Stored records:
···
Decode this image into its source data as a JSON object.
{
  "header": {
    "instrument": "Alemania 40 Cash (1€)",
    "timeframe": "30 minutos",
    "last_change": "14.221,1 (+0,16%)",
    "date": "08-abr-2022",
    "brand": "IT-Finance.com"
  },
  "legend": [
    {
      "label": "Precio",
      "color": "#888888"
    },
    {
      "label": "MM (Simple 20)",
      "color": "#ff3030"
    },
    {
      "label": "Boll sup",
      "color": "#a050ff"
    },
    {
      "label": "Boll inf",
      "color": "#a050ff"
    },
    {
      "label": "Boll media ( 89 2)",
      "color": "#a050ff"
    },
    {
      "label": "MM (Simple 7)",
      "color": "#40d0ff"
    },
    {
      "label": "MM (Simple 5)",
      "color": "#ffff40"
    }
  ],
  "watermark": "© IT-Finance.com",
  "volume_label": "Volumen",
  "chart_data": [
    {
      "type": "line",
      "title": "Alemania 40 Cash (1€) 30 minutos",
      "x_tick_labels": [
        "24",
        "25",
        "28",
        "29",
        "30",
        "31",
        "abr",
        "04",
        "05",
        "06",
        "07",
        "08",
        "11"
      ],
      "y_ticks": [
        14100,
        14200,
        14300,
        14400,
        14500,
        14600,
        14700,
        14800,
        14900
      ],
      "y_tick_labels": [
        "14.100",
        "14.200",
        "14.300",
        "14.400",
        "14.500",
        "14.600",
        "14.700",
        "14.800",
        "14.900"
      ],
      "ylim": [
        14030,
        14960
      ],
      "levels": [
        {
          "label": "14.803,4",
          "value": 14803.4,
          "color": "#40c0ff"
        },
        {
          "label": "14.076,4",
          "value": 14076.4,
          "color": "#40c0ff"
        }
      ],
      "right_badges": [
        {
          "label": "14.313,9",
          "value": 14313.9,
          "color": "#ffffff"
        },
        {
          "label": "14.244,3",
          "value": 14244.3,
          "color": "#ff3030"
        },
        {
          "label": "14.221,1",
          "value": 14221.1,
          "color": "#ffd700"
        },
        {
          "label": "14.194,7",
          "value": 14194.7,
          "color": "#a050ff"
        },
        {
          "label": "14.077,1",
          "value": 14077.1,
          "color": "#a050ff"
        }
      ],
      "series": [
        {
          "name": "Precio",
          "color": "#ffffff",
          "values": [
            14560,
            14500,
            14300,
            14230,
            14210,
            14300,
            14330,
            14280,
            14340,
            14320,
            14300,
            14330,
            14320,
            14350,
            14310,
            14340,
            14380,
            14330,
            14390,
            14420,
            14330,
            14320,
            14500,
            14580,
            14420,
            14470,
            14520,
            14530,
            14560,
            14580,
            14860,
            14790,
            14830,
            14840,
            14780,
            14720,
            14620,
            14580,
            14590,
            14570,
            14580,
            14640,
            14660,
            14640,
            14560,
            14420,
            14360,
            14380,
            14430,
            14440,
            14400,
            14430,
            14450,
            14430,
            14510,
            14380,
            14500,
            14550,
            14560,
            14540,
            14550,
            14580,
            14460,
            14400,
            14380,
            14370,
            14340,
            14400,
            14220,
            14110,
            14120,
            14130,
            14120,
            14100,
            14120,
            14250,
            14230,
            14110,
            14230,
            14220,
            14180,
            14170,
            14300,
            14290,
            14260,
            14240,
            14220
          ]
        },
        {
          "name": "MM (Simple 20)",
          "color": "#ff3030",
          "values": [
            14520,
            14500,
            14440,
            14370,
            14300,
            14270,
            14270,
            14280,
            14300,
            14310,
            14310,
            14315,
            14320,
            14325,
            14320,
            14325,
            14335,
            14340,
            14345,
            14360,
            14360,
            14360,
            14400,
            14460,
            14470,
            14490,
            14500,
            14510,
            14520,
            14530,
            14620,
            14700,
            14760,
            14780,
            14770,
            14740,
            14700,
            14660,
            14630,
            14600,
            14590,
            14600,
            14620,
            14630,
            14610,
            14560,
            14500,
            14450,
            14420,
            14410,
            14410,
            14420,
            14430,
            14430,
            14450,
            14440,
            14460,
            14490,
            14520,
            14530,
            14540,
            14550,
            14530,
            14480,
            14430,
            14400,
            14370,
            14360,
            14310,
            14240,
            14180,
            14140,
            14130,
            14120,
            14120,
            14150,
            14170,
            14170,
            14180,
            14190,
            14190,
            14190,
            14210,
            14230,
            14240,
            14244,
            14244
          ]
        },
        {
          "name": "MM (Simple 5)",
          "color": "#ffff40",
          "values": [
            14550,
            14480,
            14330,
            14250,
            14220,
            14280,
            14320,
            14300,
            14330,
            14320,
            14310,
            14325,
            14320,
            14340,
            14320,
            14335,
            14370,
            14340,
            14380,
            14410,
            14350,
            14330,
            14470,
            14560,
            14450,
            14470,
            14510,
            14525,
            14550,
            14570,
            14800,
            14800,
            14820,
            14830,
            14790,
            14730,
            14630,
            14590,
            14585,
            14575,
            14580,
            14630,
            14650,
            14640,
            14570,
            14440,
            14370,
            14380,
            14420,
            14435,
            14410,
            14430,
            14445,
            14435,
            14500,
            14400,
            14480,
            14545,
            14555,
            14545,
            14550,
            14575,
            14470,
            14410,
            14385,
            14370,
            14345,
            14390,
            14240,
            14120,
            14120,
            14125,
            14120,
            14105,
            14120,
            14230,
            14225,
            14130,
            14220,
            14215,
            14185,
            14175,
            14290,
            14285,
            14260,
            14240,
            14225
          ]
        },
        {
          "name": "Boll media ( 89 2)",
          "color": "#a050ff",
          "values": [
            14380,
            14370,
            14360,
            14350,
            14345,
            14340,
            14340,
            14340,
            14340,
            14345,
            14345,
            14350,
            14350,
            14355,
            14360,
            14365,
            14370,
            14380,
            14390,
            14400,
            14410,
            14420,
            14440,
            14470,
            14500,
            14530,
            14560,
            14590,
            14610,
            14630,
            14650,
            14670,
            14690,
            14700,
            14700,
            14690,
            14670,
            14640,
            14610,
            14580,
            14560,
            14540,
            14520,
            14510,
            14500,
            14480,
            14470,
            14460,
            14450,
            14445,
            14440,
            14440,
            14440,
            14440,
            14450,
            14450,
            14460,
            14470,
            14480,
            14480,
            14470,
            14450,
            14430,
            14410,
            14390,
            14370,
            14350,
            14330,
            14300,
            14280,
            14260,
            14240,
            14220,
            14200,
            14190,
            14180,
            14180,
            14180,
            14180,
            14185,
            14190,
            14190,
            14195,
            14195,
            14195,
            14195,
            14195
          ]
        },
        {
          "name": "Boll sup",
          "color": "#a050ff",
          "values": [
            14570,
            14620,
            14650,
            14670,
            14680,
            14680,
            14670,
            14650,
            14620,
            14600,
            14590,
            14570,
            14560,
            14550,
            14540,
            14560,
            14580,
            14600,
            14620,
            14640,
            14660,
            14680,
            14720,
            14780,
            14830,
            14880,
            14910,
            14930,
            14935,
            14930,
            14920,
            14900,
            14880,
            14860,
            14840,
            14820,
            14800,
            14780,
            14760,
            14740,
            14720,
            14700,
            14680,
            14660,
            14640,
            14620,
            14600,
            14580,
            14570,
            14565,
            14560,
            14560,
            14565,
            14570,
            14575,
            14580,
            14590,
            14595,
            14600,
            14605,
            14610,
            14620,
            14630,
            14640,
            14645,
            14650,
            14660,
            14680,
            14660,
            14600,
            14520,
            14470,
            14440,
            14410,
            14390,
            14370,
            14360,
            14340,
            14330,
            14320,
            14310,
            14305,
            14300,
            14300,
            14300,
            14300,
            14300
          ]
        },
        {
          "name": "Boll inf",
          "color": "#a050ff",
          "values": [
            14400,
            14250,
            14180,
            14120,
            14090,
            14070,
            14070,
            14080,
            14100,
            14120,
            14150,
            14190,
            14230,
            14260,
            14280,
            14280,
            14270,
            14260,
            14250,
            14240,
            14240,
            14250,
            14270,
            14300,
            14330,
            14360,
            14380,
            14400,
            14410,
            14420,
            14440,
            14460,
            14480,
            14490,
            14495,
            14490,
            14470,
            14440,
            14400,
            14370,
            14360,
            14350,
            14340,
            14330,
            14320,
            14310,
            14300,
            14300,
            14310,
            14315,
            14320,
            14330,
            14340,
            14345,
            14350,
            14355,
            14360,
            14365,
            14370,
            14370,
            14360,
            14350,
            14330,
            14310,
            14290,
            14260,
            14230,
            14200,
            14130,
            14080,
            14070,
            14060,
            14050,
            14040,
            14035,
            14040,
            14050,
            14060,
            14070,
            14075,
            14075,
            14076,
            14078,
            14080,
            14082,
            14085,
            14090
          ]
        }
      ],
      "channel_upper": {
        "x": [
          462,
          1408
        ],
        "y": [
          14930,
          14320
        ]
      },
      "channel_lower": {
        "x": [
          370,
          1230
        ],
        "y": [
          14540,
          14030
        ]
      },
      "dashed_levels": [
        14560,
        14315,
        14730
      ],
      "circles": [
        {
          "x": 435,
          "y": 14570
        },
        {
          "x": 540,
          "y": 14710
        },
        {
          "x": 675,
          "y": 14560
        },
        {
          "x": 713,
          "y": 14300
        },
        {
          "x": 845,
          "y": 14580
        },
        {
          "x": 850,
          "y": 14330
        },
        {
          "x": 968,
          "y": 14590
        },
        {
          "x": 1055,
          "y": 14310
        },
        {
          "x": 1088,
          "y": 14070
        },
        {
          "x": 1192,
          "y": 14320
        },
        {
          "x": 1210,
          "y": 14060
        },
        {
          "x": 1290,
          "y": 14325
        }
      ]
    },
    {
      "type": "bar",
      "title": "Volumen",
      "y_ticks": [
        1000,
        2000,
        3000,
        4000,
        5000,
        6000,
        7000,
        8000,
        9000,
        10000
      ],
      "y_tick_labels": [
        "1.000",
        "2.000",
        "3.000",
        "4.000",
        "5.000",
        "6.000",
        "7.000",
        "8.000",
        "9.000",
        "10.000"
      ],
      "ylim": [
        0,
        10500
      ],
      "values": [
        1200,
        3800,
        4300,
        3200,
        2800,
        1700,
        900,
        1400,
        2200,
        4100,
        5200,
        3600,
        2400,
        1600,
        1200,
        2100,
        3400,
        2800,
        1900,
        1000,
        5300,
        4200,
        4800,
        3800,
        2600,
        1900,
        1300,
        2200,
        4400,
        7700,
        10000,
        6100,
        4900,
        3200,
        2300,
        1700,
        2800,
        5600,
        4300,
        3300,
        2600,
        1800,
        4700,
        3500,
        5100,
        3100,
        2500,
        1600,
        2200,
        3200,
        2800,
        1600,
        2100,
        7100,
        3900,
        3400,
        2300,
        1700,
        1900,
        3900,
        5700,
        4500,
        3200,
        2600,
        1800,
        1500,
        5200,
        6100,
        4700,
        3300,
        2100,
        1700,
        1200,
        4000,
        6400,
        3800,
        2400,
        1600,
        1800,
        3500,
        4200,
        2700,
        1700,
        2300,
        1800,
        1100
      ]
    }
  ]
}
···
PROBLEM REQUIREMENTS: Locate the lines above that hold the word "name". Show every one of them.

OUTPUT FOR THIS TASK:
          "name": "Precio",
          "name": "MM (Simple 20)",
          "name": "MM (Simple 5)",
          "name": "Boll media ( 89 2)",
          "name": "Boll sup",
          "name": "Boll inf",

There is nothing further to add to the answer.